Hands up who likes blind jumps? No, I thought not. Two Parsecs is packed full of pits containing unseen spikes and jumps where an enemy might be occupying your landing space, depending on timing that you just have to second-guess. It’s a shame, because the central idea has a small amount of merit.
Two Parsecs is a mini-Metroidvania, following hot on the heels of another Ratalaika release, Prehistoric Dude. It’s not exactly a winning streak, I’m afraid. The setup here is pretty pedestrian; something which the game references itself in an attempt at self-deprecating humour. Unfortunately, that humour falls flat and comes across more annoying than charming. You play a robot tasked with retrieving batteries and cargo to deck out a crashed spaceship for the return journey to Earth. Queue a lot of exploration and platforming around a fairly claustrophobic and visually monotonous planet.
That aforementioned central idea? Well, there are classic ability upgrades to be gained such as double-jump and dash, but they come in pairs, and when you encounter them, you have to decide which to adopt and which to go without for the entirety of the run. If it sounds like damning with faint praise to say that this innovation is pretty much the high point of the game well, that’s because it is — the praise is not going to get any greater than that.

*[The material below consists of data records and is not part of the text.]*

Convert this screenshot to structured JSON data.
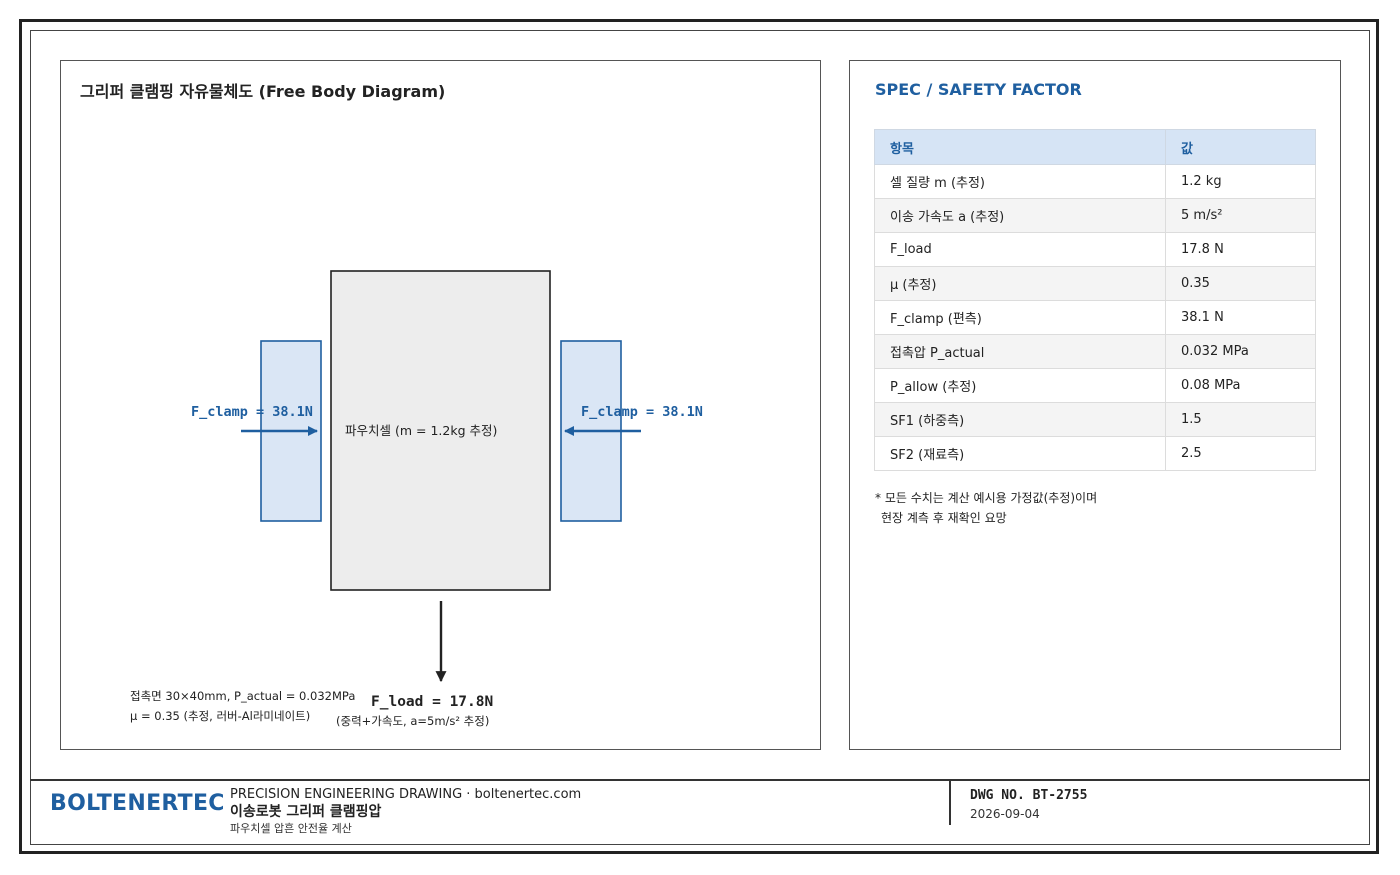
{
  "diagram": {
    "title": "그리퍼 클램핑 자유물체도 (Free Body Diagram)",
    "cell_label": "파우치셀 (m = 1.2kg 추정)",
    "clamp_left_label": "F_clamp = 38.1N",
    "clamp_right_label": "F_clamp = 38.1N",
    "load_label": "F_load = 17.8N",
    "load_sub": "(중력+가속도, a=5m/s² 추정)",
    "contact_line1": "접촉면 30×40mm, P_actual = 0.032MPa",
    "contact_line2": "μ = 0.35 (추정, 러버-Al라미네이트)",
    "colors": {
      "accent": "#1f5fa0",
      "pad_fill": "#dae6f5",
      "cell_fill": "#ededed"
    }
  },
  "spec": {
    "title": "SPEC / SAFETY FACTOR",
    "headers": [
      "항목",
      "값"
    ],
    "rows": [
      [
        "셀 질량 m (추정)",
        "1.2 kg"
      ],
      [
        "이송 가속도 a (추정)",
        "5 m/s²"
      ],
      [
        "F_load",
        "17.8 N"
      ],
      [
        "μ (추정)",
        "0.35"
      ],
      [
        "F_clamp (편측)",
        "38.1 N"
      ],
      [
        "접촉압 P_actual",
        "0.032 MPa"
      ],
      [
        "P_allow (추정)",
        "0.08 MPa"
      ],
      [
        "SF1 (하중측)",
        "1.5"
      ],
      [
        "SF2 (재료측)",
        "2.5"
      ]
    ],
    "note_line1": "* 모든 수치는 계산 예시용 가정값(추정)이며",
    "note_line2": "현장 계측 후 재확인 요망"
  },
  "titleblock": {
    "brand": "BOLTENERTEC",
    "line1": "PRECISION ENGINEERING DRAWING · boltenertec.com",
    "line2": "이송로봇 그리퍼 클램핑압",
    "line3": "파우치셀 압흔 안전율 계산",
    "dwg_no": "DWG NO. BT-2755",
    "date": "2026-09-04"
  }
}
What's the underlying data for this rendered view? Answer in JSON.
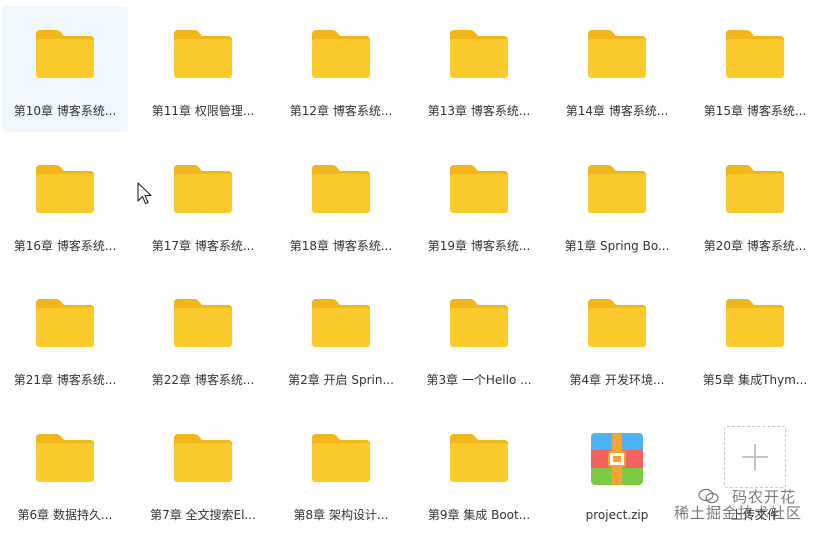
{
  "items": [
    {
      "type": "folder",
      "name": "第10章 博客系统...",
      "icon": "folder-icon",
      "selected": true
    },
    {
      "type": "folder",
      "name": "第11章 权限管理...",
      "icon": "folder-icon"
    },
    {
      "type": "folder",
      "name": "第12章 博客系统...",
      "icon": "folder-icon"
    },
    {
      "type": "folder",
      "name": "第13章 博客系统...",
      "icon": "folder-icon"
    },
    {
      "type": "folder",
      "name": "第14章 博客系统...",
      "icon": "folder-icon"
    },
    {
      "type": "folder",
      "name": "第15章 博客系统...",
      "icon": "folder-icon"
    },
    {
      "type": "folder",
      "name": "第16章 博客系统...",
      "icon": "folder-icon"
    },
    {
      "type": "folder",
      "name": "第17章 博客系统...",
      "icon": "folder-icon"
    },
    {
      "type": "folder",
      "name": "第18章 博客系统...",
      "icon": "folder-icon"
    },
    {
      "type": "folder",
      "name": "第19章 博客系统...",
      "icon": "folder-icon"
    },
    {
      "type": "folder",
      "name": "第1章 Spring Bo...",
      "icon": "folder-icon"
    },
    {
      "type": "folder",
      "name": "第20章 博客系统...",
      "icon": "folder-icon"
    },
    {
      "type": "folder",
      "name": "第21章 博客系统...",
      "icon": "folder-icon"
    },
    {
      "type": "folder",
      "name": "第22章 博客系统...",
      "icon": "folder-icon"
    },
    {
      "type": "folder",
      "name": "第2章 开启 Sprin...",
      "icon": "folder-icon"
    },
    {
      "type": "folder",
      "name": "第3章 一个Hello ...",
      "icon": "folder-icon"
    },
    {
      "type": "folder",
      "name": "第4章 开发环境...",
      "icon": "folder-icon"
    },
    {
      "type": "folder",
      "name": "第5章 集成Thym...",
      "icon": "folder-icon"
    },
    {
      "type": "folder",
      "name": "第6章 数据持久...",
      "icon": "folder-icon"
    },
    {
      "type": "folder",
      "name": "第7章 全文搜索El...",
      "icon": "folder-icon"
    },
    {
      "type": "folder",
      "name": "第8章 架构设计...",
      "icon": "folder-icon"
    },
    {
      "type": "folder",
      "name": "第9章 集成 Boot...",
      "icon": "folder-icon"
    },
    {
      "type": "archive",
      "name": "project.zip",
      "icon": "zip-archive-icon"
    },
    {
      "type": "upload",
      "name": "上传文件",
      "icon": "plus-icon"
    }
  ],
  "watermark": {
    "line1": "码农开花",
    "line2": "稀土掘金技术社区"
  },
  "colors": {
    "folder_body": "#FBCB2E",
    "folder_tab": "#F0B61A",
    "selection_bg": "#F0F7FD",
    "label_text": "#333333",
    "zip_blue": "#4DB3F3",
    "zip_red": "#F0625B",
    "zip_green": "#7DCB44",
    "zip_band": "#F2A531"
  }
}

If you’re going to build a pixel-precision platformer, it’s important to get the controls tight and responsive. In this game, there’s either an input delay or some other issue which results in far too many missed moves. Double-jump in particular seems really inconsistent. And there’s something about the gravity of the main jump that makes timing a successful dash painful in the extreme. Mercifully, there’s infinite lives, but if you die in a room, you’ll lose any cargo you collected since entering it; that just encourages backtracking to leave a room and save the collectibles, though, which isn’t exactly a fun way to spend your time.
There’s a smidgen of variety with the introduction of three chase scenes, during which all abilities other than your basic jump are removed. The first one is simple and nothing to write home about and the second more of a reasonable challenge, but the third is just a rage-inducing gauntlet which requires such perfect timing that it descends into boring repetition long before completion.
The ill-advised attempts at self-referential humour might not grate so much in a better game, but in Two Parsecs they just leave a sour taste. At one point, there’s a sarcastic message about an in-game zoom function. It would be less offensive if a) there was actually a point to zooming in (there isn’t) and b) there was a zoom control for the map (which there also isn’t, even though it’s sorely needed!). On top of that, the default view crops out so much of what you really need to see in the name of ‘false difficulty’ that zooming in is the last thing you need.
Once you’ve finished, you get to do it all over again with the abilities you passed up before, so you can grab previously unobtainable cargo. I strapped in for more punishment. The game crashed. A fitting end to an excruciating experience.
Two Parsecs From Earth £7.99
This robotic Metroidvania-by-numbers is sloppily assembled, lazily designed, and controls like the rust’s setting in. Dedicated speedrunners may find a modicum of challenge here, but I found Two Parsecs From Earth a frustrating experience from start to finish.